#### What this task involves:
Read the listing below and copy out each line where the word "boost" occurs.

#### Input:
_ _ _ _ _
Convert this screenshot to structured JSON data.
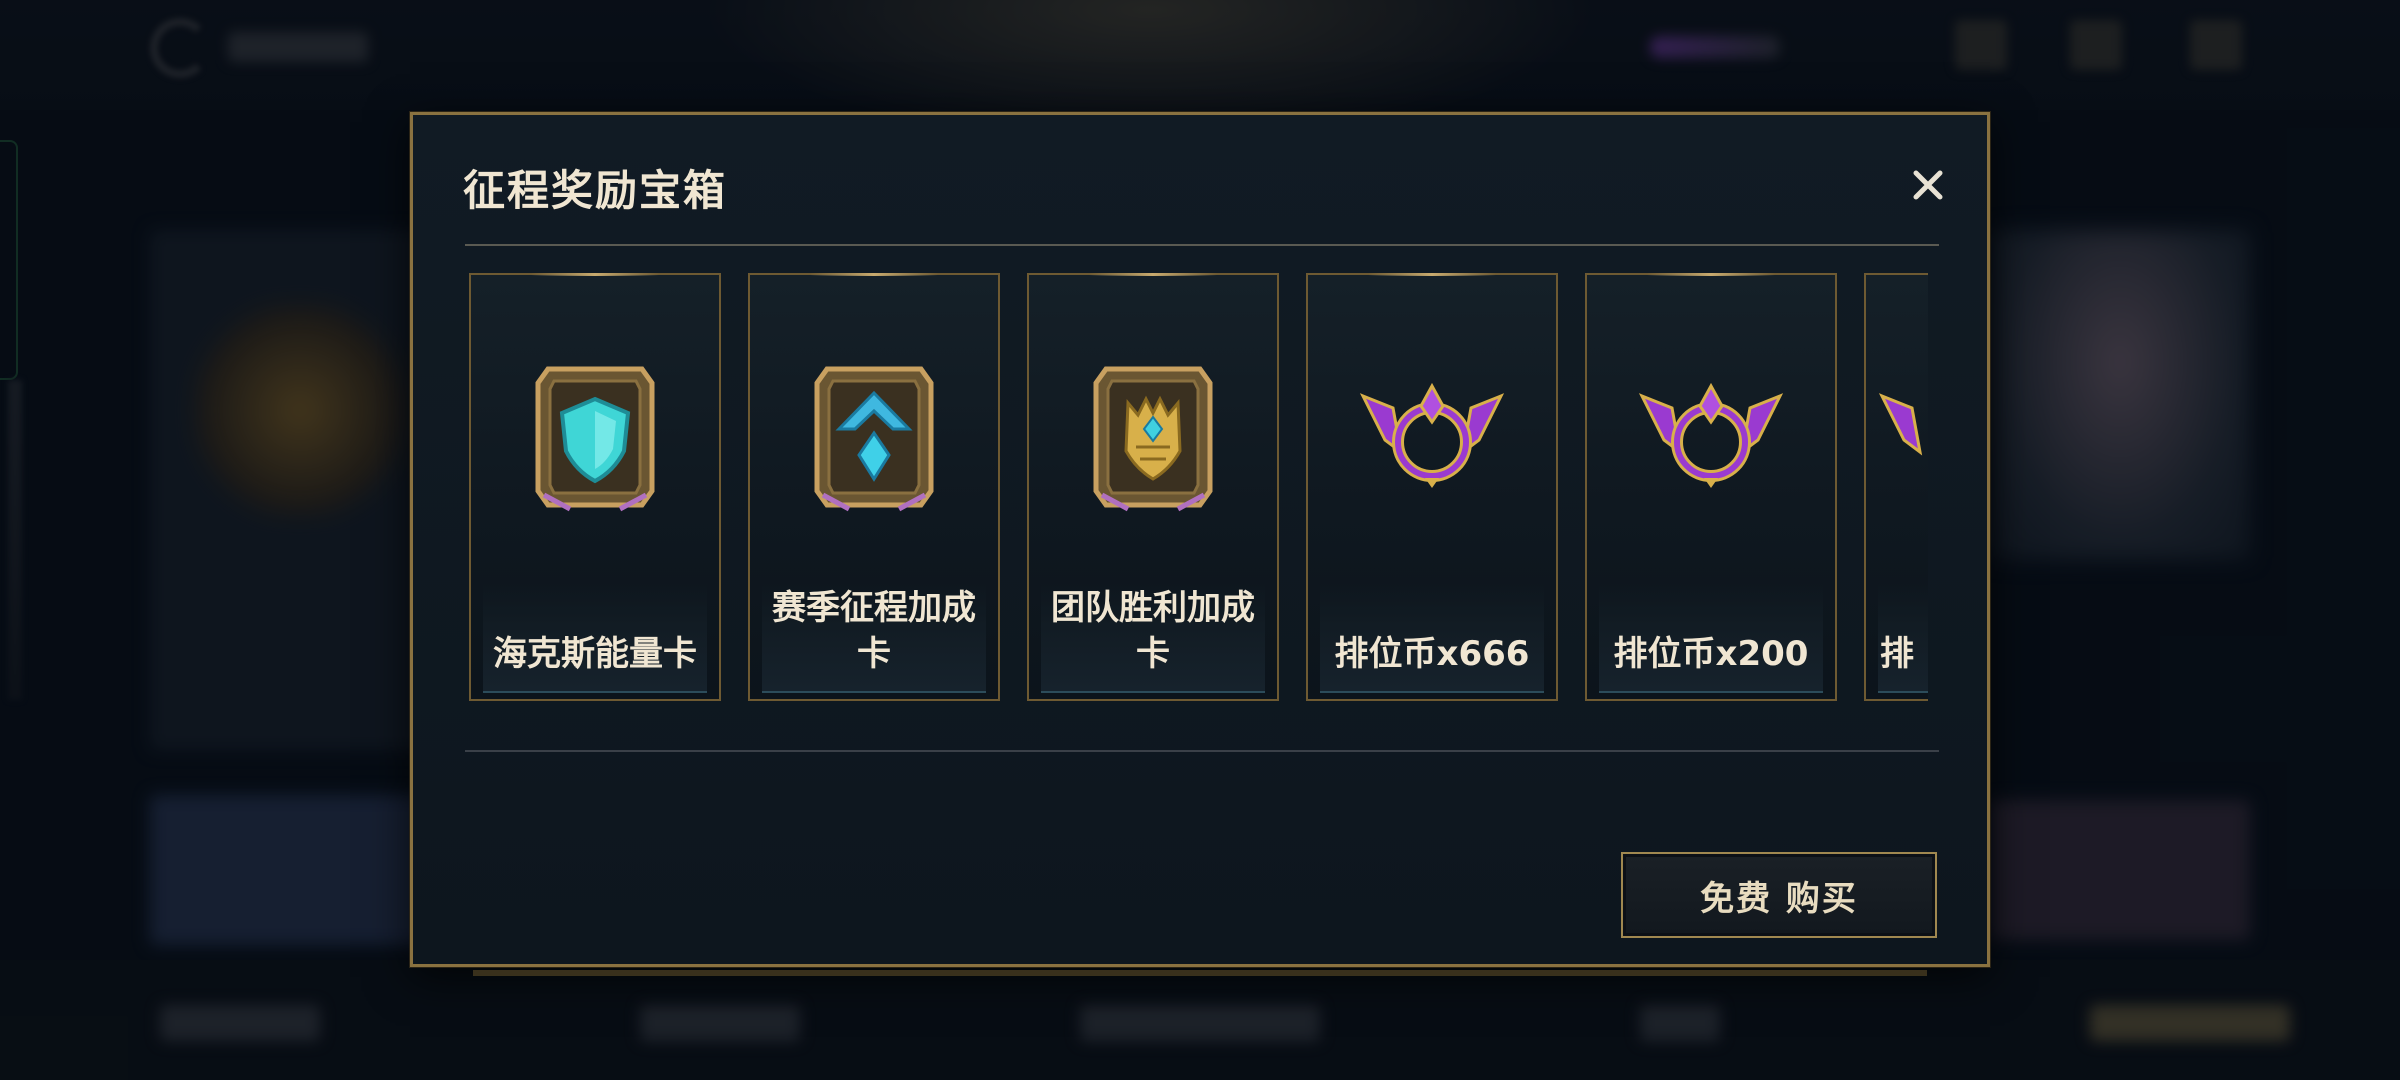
{
  "dialog": {
    "title": "征程奖励宝箱",
    "close_icon": "close-icon",
    "buy_button_label": "免费 购买",
    "items": [
      {
        "label": "海克斯能量卡",
        "icon": "hextech-shield-card-icon",
        "accent": "#3fd6d6"
      },
      {
        "label": "赛季征程加成卡",
        "icon": "season-journey-boost-card-icon",
        "accent": "#3fb8e0"
      },
      {
        "label": "团队胜利加成卡",
        "icon": "team-victory-boost-card-icon",
        "accent": "#d8b04a"
      },
      {
        "label": "排位币x666",
        "icon": "ranked-coin-icon",
        "accent": "#9a3ad0"
      },
      {
        "label": "排位币x200",
        "icon": "ranked-coin-icon",
        "accent": "#9a3ad0"
      },
      {
        "label": "排",
        "icon": "ranked-coin-icon",
        "accent": "#9a3ad0"
      }
    ]
  },
  "colors": {
    "gold_border": "#8a7240",
    "panel_bg": "#111b24",
    "text": "#f0e6d2"
  }
}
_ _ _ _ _
#### Answer to this problem:
        "icon": "season-journey-boost-card-icon",
        "icon": "team-victory-boost-card-icon",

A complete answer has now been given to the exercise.